. . . . —. —. —. —

“What Are You Talking About?  

Have you ever thought those words when listening to a speaker publicly make a statement about something they apparently don’t see as true in their own lives or ministry situations?

  • “The church is not about trying to attract people by using the world’s means and methods.” — While the musical elements of the services are precisely just such an attempt.
  • “Part of our testimony at ‘the office’ should be reflected by our work ethic.” — While “working hard” is hardly what characterizes the pastoral staff.
  • “We are not here to entertain an audience, but to worship the Lord.” — While entertainment and applause are clearly part and parcel of the worship services.
  • “The children are the future of the church.” — While there is little attention to or investment in the programs involving children.
  • “With many ministries, the teenagers are leaving the church after they graduate from high school.” — While the youth pastor is allowed to do a mediocre-to-poor-to-terrible job (Some, merely waiting for an opportunity to be a lead pastor).
  • “We need to be sharing the Gospel!” — While there are few to no examples of that by the leadership and pastors.
  • “Humility of mind and a willingness to die to self are what marks a true believer.” — While their own actions and words have been anything but an example of humility and selflessness.
  • “We are brothers and sisters in Christ. God’s church is a family!” — While there is little concern whether people stay or leave.

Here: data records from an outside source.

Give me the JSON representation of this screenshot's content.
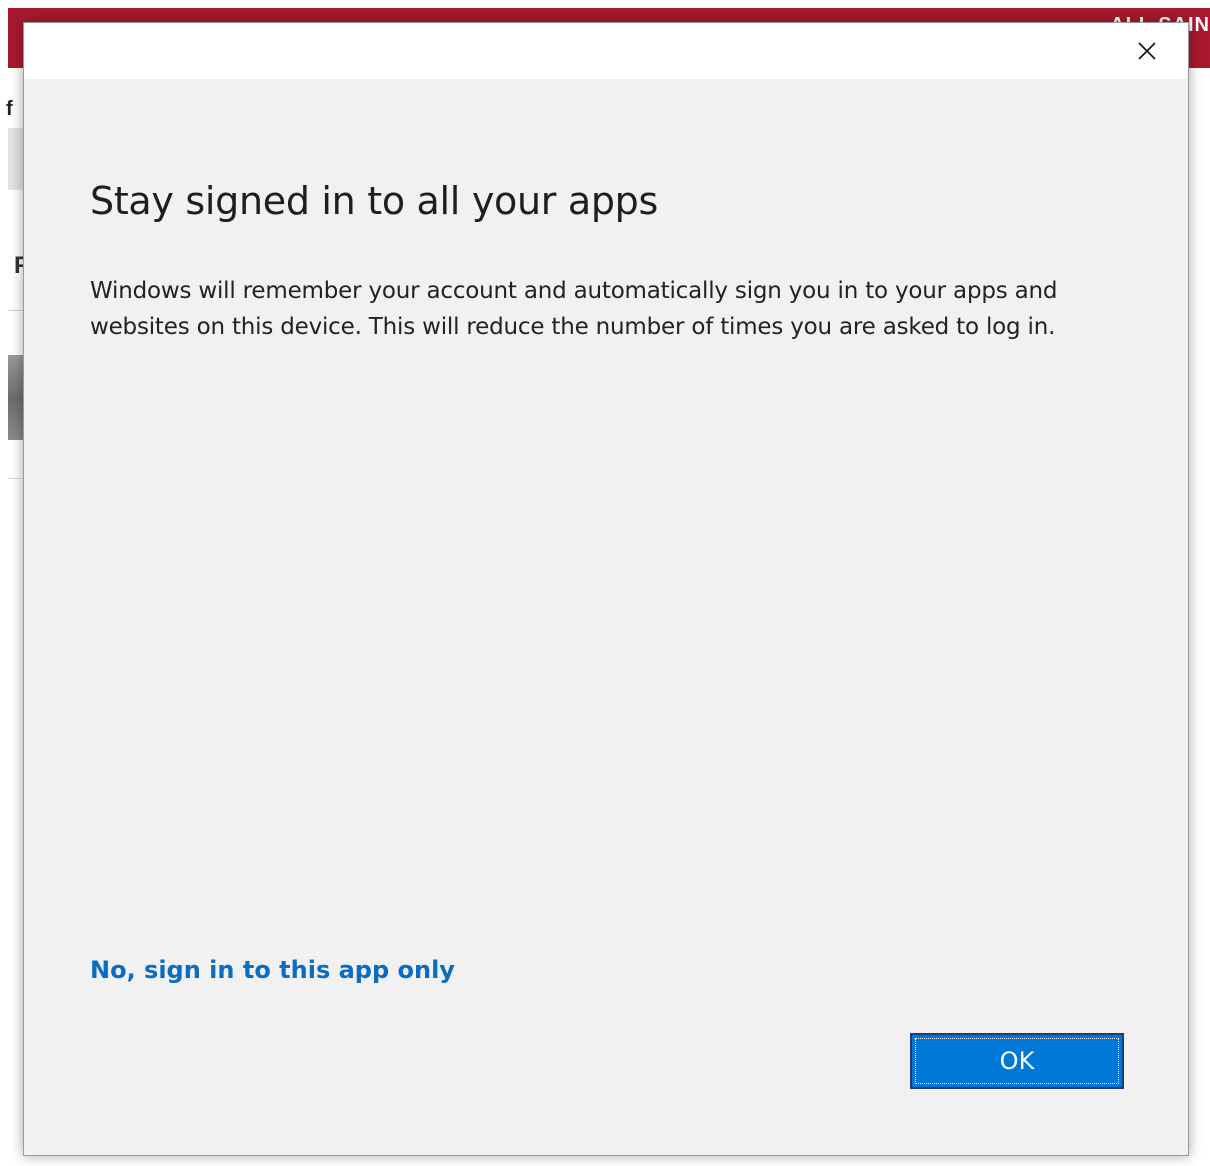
{
  "background_app": {
    "header_text": "ALL SAIN",
    "fragment_f": "f",
    "fragment_r": "F",
    "header_color": "#a8192e"
  },
  "dialog": {
    "close_icon": "close-icon",
    "title": "Stay signed in to all your apps",
    "body": "Windows will remember your account and automatically sign you in to your apps and websites on this device. This will reduce the number of times you are asked to log in.",
    "secondary_link": "No, sign in to this app only",
    "primary_button": "OK",
    "accent_color": "#0078d7",
    "link_color": "#0a6cc2"
  }
}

The disconnect is all too real in ministries and local churches.

Then, leaders and pastors lament the lack of attendance and involvement by God’s people, and do not grasp how contradictory, if not insincere, it all comes across.

Then, they challenge and chide God’s people to invite others to church with little understanding of how confusing, if not hypocritical, they sound to those in the pew.

They preach as if they are in compliance with the standard they espouse, while not realizing how disingenuous they sound to those who know otherwise.

No — I’m sorry, but there are reasons that the local church has fallen on hard days. One of those reasons is a woeful lack of self-awareness — a lack of clarity and honesty about what is said versus what is actually and personally done! [1]

Richard Baxter, addressing the colleagues in his day, says . . . 
“It is a sad thing so many
of us preach our hearers to sleep, but it is sadder still if we have studied and preached
ourselves to sleep and have talked so long against hardness of heart till our own hearts
grow hardened over the noise of our own reproofs.”

. . . . 

1. Yes, every one of us is guilty of not seeing ourselves as clearly and honestly as we should.  We all think that we are better husbands/wives, parents/children, friends, Christians, and workers than we are in fact.  However, all do not stand behind the pulpit or teach the Scriptures — James 3:1